Explorations in Planning Theory is an extended inquiry into the practice of the profession. As such, it is a landmark text that defines the field for today's planners and the next generation. As Seymour J. Mandelbaum notes in the introduction, "the shared framework of these essays captures a pervasive interest in the behavior, values, character, and experience of professional planners at work."
All of the chapters in this volume are written to address arguments that are important in the community of planning theoreticians and are crafted in the language of that community. While many of the contributors included here differ in their styles, the editors note that students, experienced practitioners, and scholars of city and regional planning will find this work illuminating and helpful in their research.

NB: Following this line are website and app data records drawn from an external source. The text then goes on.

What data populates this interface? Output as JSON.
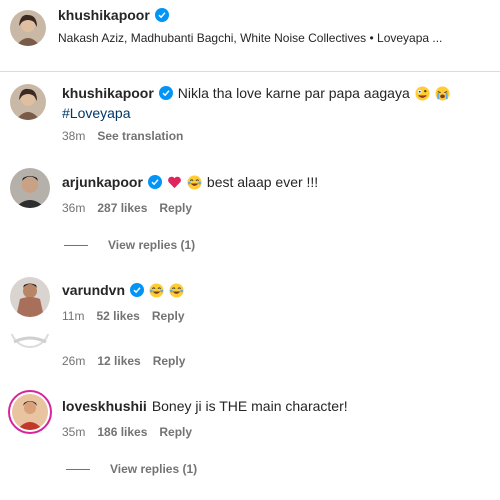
{
  "header": {
    "username": "khushikapoor",
    "subtitle": "Nakash Aziz, Madhubanti Bagchi, White Noise Collectives • Loveyapa ..."
  },
  "caption": {
    "username": "khushikapoor",
    "text": "Nikla tha love karne par papa aagaya",
    "emojis": [
      "zany-face",
      "loudly-crying-face"
    ],
    "hashtag": "#Loveyapa",
    "time": "38m",
    "see_translation": "See translation"
  },
  "comments": [
    {
      "username": "arjunkapoor",
      "verified": true,
      "emojis": [
        "red-heart",
        "tears-of-joy"
      ],
      "text": "best alaap ever !!!",
      "time": "36m",
      "likes": "287 likes",
      "reply": "Reply",
      "view_replies": "View replies (1)"
    },
    {
      "username": "varundvn",
      "verified": true,
      "emojis": [
        "tears-of-joy",
        "tears-of-joy"
      ],
      "text": "",
      "time": "11m",
      "likes": "52 likes",
      "reply": "Reply"
    },
    {
      "time": "26m",
      "likes": "12 likes",
      "reply": "Reply"
    },
    {
      "username": "loveskhushii",
      "verified": false,
      "text": "Boney ji is THE main character!",
      "time": "35m",
      "likes": "186 likes",
      "reply": "Reply",
      "view_replies": "View replies (1)"
    }
  ],
  "colors": {
    "verified_blue": "#0095f6",
    "text": "#262626",
    "meta": "#737373",
    "hashtag": "#00376b",
    "story_ring": "#d6249f"
  }
}
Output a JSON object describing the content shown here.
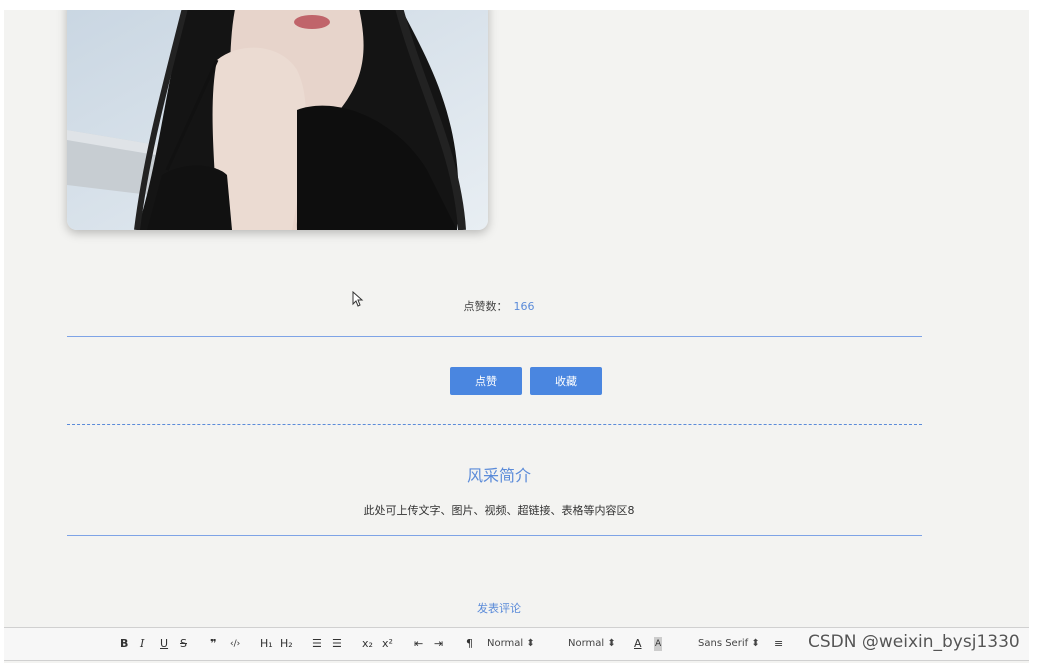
{
  "likes": {
    "label": "点赞数：",
    "count": "166"
  },
  "actions": {
    "like_label": "点赞",
    "favorite_label": "收藏"
  },
  "intro": {
    "title": "风采简介",
    "body": "此处可上传文字、图片、视频、超链接、表格等内容区8"
  },
  "comment": {
    "link_label": "发表评论"
  },
  "toolbar": {
    "bold": "B",
    "italic": "I",
    "underline": "U",
    "strike": "S",
    "blockquote": "❞",
    "code": "‹/›",
    "h1": "H₁",
    "h2": "H₂",
    "ordered_list": "☰",
    "bullet_list": "☰",
    "subscript": "x₂",
    "superscript": "x²",
    "outdent": "⇤",
    "indent": "⇥",
    "direction": "¶",
    "size_select": "Normal",
    "header_select": "Normal",
    "font_color": "A",
    "background_color": "A",
    "font_select": "Sans Serif",
    "align": "≡"
  },
  "watermark": "CSDN @weixin_bysj1330",
  "colors": {
    "accent": "#4a86e0",
    "link": "#5b8bd9",
    "divider": "#7ea3e6"
  }
}
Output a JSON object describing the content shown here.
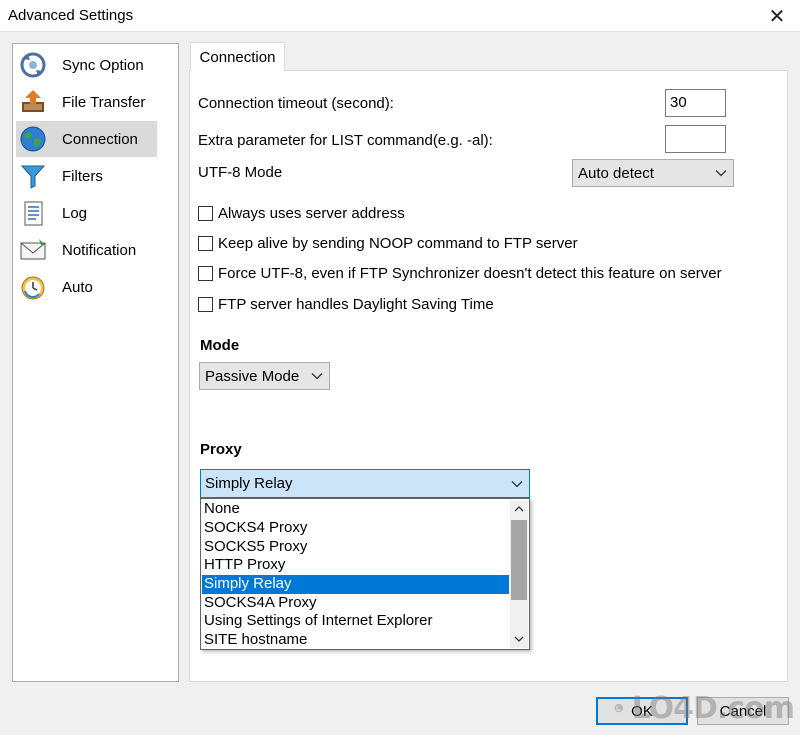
{
  "window": {
    "title": "Advanced Settings",
    "close_glyph": "✕"
  },
  "nav": {
    "items": [
      {
        "label": "Sync Option",
        "icon": "sync-icon"
      },
      {
        "label": "File Transfer",
        "icon": "file-transfer-icon"
      },
      {
        "label": "Connection",
        "icon": "globe-icon",
        "selected": true
      },
      {
        "label": "Filters",
        "icon": "funnel-icon"
      },
      {
        "label": "Log",
        "icon": "log-icon"
      },
      {
        "label": "Notification",
        "icon": "envelope-icon"
      },
      {
        "label": "Auto",
        "icon": "clock-icon"
      }
    ]
  },
  "tab": {
    "label": "Connection"
  },
  "form": {
    "timeout_label": "Connection timeout (second):",
    "timeout_value": "30",
    "extra_param_label": "Extra parameter for LIST command(e.g. -al):",
    "extra_param_value": "",
    "utf8_label": "UTF-8 Mode",
    "utf8_value": "Auto detect",
    "checkboxes": [
      {
        "label": "Always uses server address",
        "checked": false
      },
      {
        "label": "Keep alive by sending NOOP command to FTP server",
        "checked": false
      },
      {
        "label": "Force UTF-8, even if FTP Synchronizer doesn't detect this feature on server",
        "checked": false
      },
      {
        "label": "FTP server handles Daylight Saving Time",
        "checked": false
      }
    ],
    "mode_heading": "Mode",
    "mode_value": "Passive Mode",
    "proxy_heading": "Proxy",
    "proxy_value": "Simply Relay",
    "proxy_options": [
      "None",
      "SOCKS4 Proxy",
      "SOCKS5 Proxy",
      "HTTP Proxy",
      "Simply Relay",
      "SOCKS4A Proxy",
      "Using Settings of Internet Explorer",
      "SITE hostname"
    ],
    "proxy_selected_index": 4
  },
  "buttons": {
    "ok": "OK",
    "cancel": "Cancel"
  },
  "watermark": {
    "text": "LO4D.com"
  },
  "colors": {
    "accent": "#0078d7",
    "selection_bg": "#0078d7",
    "combo_focus_bg": "#cce4f7"
  }
}
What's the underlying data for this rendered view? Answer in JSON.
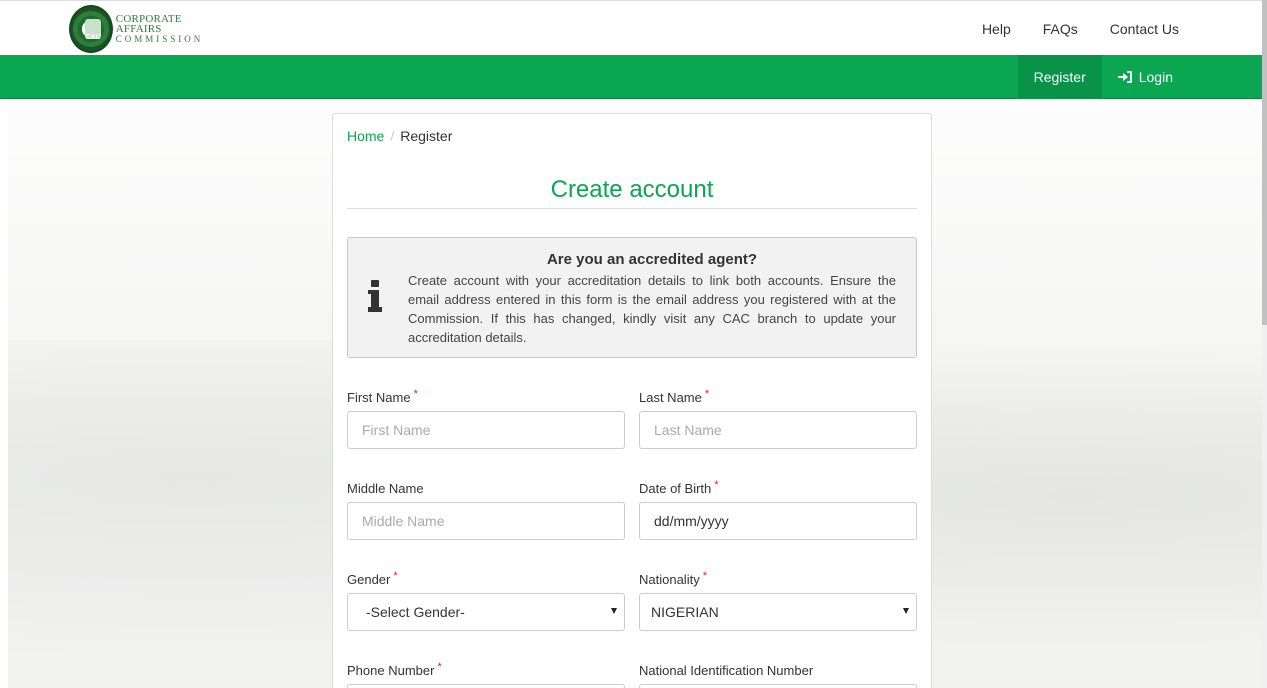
{
  "header": {
    "logo_line1": "CORPORATE AFFAIRS",
    "logo_line2": "COMMISSION",
    "seal_text": "CAC",
    "nav": [
      "Help",
      "FAQs",
      "Contact Us"
    ]
  },
  "greenbar": {
    "register": "Register",
    "login": "Login"
  },
  "breadcrumb": {
    "home": "Home",
    "separator": "/",
    "current": "Register"
  },
  "page_title": "Create account",
  "alert": {
    "icon": "info-icon",
    "title": "Are you an accredited agent?",
    "body": "Create account with your accreditation details to link both accounts. Ensure the email address entered in this form is the email address you registered with at the Commission. If this has changed, kindly visit any CAC branch to update your accreditation details."
  },
  "form": {
    "first_name": {
      "label": "First Name",
      "required": "*",
      "placeholder": "First Name"
    },
    "last_name": {
      "label": "Last Name",
      "required": "*",
      "placeholder": "Last Name"
    },
    "middle_name": {
      "label": "Middle Name",
      "placeholder": "Middle Name"
    },
    "dob": {
      "label": "Date of Birth",
      "required": "*",
      "value": "dd/mm/yyyy"
    },
    "gender": {
      "label": "Gender",
      "required": "*",
      "value": "-Select Gender-"
    },
    "nationality": {
      "label": "Nationality",
      "required": "*",
      "value": "NIGERIAN"
    },
    "phone": {
      "label": "Phone Number",
      "required": "*"
    },
    "nin": {
      "label": "National Identification Number"
    }
  },
  "colors": {
    "brand_green": "#0ba651",
    "required_red": "#e02020"
  }
}
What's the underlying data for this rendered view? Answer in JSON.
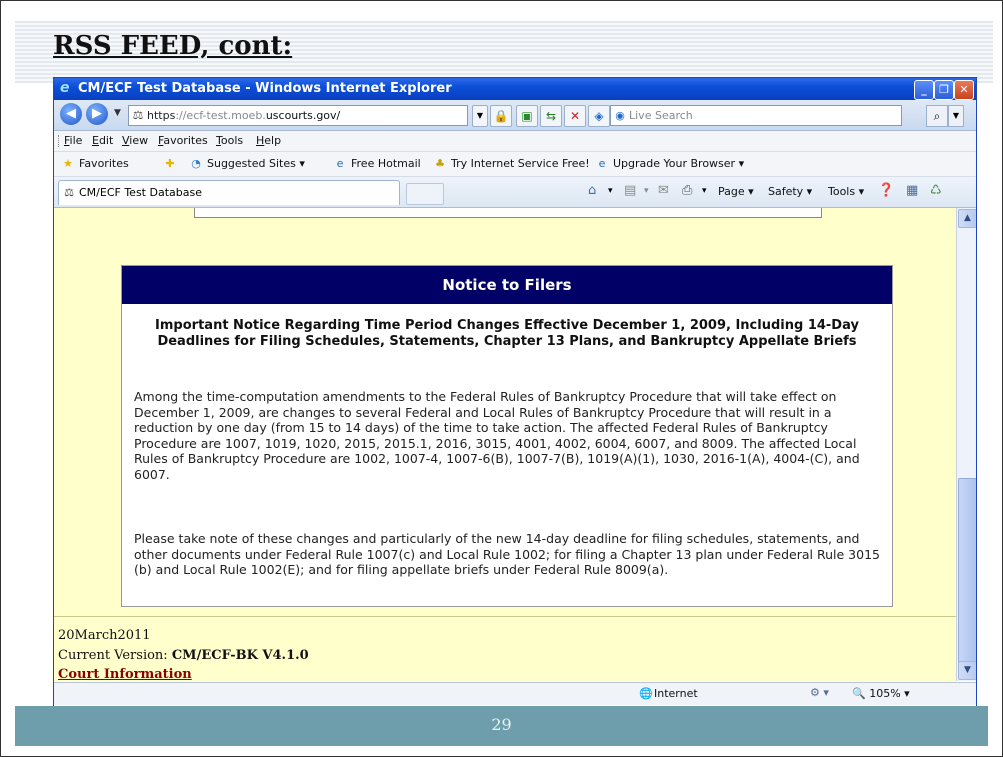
{
  "slide": {
    "title": "RSS FEED, cont:",
    "page_number": "29"
  },
  "window": {
    "title": "CM/ECF Test Database - Windows Internet Explorer",
    "icon": "ie-logo-icon",
    "controls": [
      "minimize",
      "restore",
      "close"
    ]
  },
  "address_bar": {
    "url_scheme": "https",
    "url_host": "://ecf-test.moeb.",
    "url_domain": "uscourts.gov/",
    "search_placeholder": "Live Search"
  },
  "menu": {
    "items": [
      "File",
      "Edit",
      "View",
      "Favorites",
      "Tools",
      "Help"
    ]
  },
  "favorites_bar": {
    "favorites_label": "Favorites",
    "items": [
      "Suggested Sites ▾",
      "Free Hotmail",
      "Try Internet Service Free!",
      "Upgrade Your Browser ▾"
    ]
  },
  "tab": {
    "label": "CM/ECF Test Database"
  },
  "command_bar": {
    "page": "Page ▾",
    "safety": "Safety ▾",
    "tools": "Tools ▾"
  },
  "notice": {
    "header": "Notice to Filers",
    "subtitle": "Important Notice Regarding Time Period Changes Effective December 1, 2009, Including 14-Day Deadlines for Filing Schedules, Statements, Chapter 13 Plans, and Bankruptcy Appellate Briefs",
    "paragraph1": "Among the time-computation amendments to the Federal Rules of Bankruptcy Procedure that will take effect on December 1, 2009, are changes to several Federal and Local Rules of Bankruptcy Procedure that will result in a reduction by one day (from 15 to 14 days) of the time to take action. The affected Federal Rules of Bankruptcy Procedure are 1007, 1019, 1020, 2015, 2015.1, 2016, 3015, 4001, 4002, 6004, 6007, and 8009. The affected Local Rules of Bankruptcy Procedure are 1002, 1007-4, 1007-6(B), 1007-7(B), 1019(A)(1), 1030, 2016-1(A), 4004-(C), and 6007.",
    "paragraph2": "Please take note of these changes and particularly of the new 14-day deadline for filing schedules, statements, and other documents under Federal Rule 1007(c) and Local Rule 1002; for filing a Chapter 13 plan under Federal Rule 3015 (b) and Local Rule 1002(E); and for filing appellate briefs under Federal Rule 8009(a)."
  },
  "footer": {
    "date": "20March2011",
    "version_label": "Current Version: ",
    "version_value": "CM/ECF-BK V4.1.0",
    "court_link": "Court Information"
  },
  "status_bar": {
    "zone": "Internet",
    "zoom": "105%"
  },
  "colors": {
    "content_bg": "#ffffcc",
    "notice_header_bg": "#000066",
    "court_link": "#8b0000",
    "slide_bar": "#6e9dab"
  }
}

Tracing the historical relationship between planning and citizenship through a single thread, Luigi Mazza employs three ancient models – those of Hippodamus, Romulus, and Ancient China – to understand the foundations of spatial governance and citizenship. Paying particular attention to classic case studies of American cities, this book moves through the development of central planning theories by key thinkers like Geddes, Cerdà, Howard, Abercrombie and Lefebre. Analysing the role of government in promoting social citizenship and symbolic values through planning, Mazza takes into account the changing role of government in planning, including concepts of neoliberalism and the minimal State.
Providing critical debate over the current role of spatial governance in planning and citizenship, Planning and Citizenship offers a unique historical analysis of a crucial topic in planning.
The manual is designed as a basic tool to be used for projections of direct, current public (and private) costs and revenues resulting from population or employment change to the local jurisdiction in which change is taking place. Standardized methods are presented with attention paid to the underlying assumptions, limitations, and applicability of these methods. Necessary factors affecting the planning and legal framework and documentation of key data input are covered for proper utilization of fiscal impact methods.
Detailed examples are given to the six flexible methods, presented with suggestions on how they can be modified by the user to meet requirements. In addition, current computer models of analysis are evaluated for operational needs and benefits. Included also is a comprehensive bibliography of the cost-revenue field and an index for quick, easy reference. This is an invaluable work for urban analysts, planners, and developers written by two of the top minds in the field of urban policy.